[Records from a dataset]

--------------------------------

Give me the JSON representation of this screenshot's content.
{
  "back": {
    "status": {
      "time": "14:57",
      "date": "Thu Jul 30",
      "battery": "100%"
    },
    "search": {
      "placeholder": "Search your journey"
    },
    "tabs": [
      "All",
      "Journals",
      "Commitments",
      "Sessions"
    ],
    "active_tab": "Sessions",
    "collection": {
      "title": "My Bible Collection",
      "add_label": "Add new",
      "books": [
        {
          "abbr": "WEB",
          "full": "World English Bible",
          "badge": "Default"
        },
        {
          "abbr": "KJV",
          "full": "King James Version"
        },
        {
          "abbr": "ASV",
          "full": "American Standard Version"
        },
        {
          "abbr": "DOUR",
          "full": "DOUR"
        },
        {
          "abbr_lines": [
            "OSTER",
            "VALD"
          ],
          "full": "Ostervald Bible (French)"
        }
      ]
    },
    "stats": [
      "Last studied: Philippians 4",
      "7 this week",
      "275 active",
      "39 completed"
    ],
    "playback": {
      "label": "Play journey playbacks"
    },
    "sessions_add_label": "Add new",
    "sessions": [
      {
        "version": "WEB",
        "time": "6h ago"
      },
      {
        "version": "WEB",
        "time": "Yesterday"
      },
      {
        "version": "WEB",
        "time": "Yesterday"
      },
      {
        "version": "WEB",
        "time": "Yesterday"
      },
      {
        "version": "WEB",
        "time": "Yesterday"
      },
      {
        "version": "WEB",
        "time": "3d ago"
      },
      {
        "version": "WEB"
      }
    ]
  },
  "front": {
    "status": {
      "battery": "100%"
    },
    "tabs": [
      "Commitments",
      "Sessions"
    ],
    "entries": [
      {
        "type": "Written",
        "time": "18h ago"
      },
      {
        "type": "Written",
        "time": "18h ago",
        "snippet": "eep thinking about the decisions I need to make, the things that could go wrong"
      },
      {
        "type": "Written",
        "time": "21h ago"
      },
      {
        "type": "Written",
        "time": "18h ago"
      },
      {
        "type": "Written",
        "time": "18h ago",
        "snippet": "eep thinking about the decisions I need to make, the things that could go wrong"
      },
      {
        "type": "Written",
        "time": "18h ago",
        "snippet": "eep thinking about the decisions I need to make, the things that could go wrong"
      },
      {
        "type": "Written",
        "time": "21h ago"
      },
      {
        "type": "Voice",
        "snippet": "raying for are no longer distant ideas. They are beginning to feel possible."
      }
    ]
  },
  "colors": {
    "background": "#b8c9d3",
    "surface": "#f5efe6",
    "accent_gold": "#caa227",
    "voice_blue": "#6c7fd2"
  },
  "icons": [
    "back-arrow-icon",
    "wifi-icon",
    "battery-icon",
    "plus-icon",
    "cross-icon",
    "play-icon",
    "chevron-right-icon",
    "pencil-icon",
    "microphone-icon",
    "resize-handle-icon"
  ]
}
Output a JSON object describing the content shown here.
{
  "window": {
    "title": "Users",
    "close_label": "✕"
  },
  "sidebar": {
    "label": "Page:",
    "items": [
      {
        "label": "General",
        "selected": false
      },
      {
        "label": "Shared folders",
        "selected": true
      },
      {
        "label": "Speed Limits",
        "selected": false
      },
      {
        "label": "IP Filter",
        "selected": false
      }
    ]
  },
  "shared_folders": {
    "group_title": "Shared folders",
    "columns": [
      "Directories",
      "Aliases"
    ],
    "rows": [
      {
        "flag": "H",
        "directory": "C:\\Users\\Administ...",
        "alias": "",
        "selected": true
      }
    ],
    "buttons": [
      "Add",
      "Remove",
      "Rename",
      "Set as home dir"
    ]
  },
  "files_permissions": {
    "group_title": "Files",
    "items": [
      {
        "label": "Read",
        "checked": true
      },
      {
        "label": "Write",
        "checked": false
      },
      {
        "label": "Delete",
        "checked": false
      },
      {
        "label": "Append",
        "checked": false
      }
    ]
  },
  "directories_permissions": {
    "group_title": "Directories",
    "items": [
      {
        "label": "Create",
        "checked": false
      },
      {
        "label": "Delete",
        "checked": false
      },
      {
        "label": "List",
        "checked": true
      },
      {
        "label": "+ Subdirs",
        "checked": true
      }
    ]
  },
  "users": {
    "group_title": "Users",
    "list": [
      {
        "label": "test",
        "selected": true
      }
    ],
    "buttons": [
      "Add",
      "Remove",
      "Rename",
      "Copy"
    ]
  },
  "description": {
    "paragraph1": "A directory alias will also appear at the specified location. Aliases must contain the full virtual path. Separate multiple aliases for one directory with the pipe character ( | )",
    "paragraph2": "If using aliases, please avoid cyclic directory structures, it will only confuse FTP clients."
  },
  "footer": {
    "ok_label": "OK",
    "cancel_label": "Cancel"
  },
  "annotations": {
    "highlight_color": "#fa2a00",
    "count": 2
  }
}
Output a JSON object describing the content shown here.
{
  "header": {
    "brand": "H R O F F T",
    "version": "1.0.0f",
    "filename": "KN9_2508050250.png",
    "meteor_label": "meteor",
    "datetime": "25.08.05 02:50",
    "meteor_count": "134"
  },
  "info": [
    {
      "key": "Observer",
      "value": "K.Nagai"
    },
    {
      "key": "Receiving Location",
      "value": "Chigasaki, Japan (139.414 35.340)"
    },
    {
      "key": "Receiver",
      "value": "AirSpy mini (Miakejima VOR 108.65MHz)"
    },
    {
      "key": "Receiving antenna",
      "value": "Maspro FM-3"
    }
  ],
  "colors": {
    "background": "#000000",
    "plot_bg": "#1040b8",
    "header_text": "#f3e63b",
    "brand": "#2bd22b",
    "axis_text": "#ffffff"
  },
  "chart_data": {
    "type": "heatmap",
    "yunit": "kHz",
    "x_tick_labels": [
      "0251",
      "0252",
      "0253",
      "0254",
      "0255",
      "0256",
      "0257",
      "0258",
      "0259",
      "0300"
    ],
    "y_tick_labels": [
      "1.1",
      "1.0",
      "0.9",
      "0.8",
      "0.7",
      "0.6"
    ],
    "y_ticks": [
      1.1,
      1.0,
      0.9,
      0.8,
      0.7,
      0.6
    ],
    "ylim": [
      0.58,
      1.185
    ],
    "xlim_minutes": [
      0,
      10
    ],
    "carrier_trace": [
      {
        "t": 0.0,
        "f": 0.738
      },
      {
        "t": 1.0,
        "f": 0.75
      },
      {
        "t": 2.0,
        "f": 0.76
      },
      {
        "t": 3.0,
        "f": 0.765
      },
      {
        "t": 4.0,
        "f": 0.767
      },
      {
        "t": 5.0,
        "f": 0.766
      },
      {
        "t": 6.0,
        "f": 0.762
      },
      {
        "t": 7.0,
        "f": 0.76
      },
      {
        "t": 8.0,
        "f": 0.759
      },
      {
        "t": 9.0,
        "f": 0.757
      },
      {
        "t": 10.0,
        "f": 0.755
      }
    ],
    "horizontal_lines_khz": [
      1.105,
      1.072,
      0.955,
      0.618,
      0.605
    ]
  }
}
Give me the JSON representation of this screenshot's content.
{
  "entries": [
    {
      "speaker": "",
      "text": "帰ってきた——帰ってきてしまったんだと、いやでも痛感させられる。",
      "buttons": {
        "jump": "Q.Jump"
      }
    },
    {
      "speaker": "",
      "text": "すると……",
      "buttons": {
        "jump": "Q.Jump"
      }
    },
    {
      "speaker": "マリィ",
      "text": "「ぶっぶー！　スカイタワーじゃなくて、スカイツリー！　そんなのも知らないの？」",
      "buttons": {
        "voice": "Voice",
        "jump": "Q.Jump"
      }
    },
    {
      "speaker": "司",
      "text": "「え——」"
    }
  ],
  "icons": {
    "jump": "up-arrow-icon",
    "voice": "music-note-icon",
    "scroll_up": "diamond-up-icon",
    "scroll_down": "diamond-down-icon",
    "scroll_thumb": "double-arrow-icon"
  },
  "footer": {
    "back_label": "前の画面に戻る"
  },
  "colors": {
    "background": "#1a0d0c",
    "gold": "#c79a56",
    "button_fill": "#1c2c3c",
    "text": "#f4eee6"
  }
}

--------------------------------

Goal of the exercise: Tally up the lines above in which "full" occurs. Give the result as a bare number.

Answer space: 6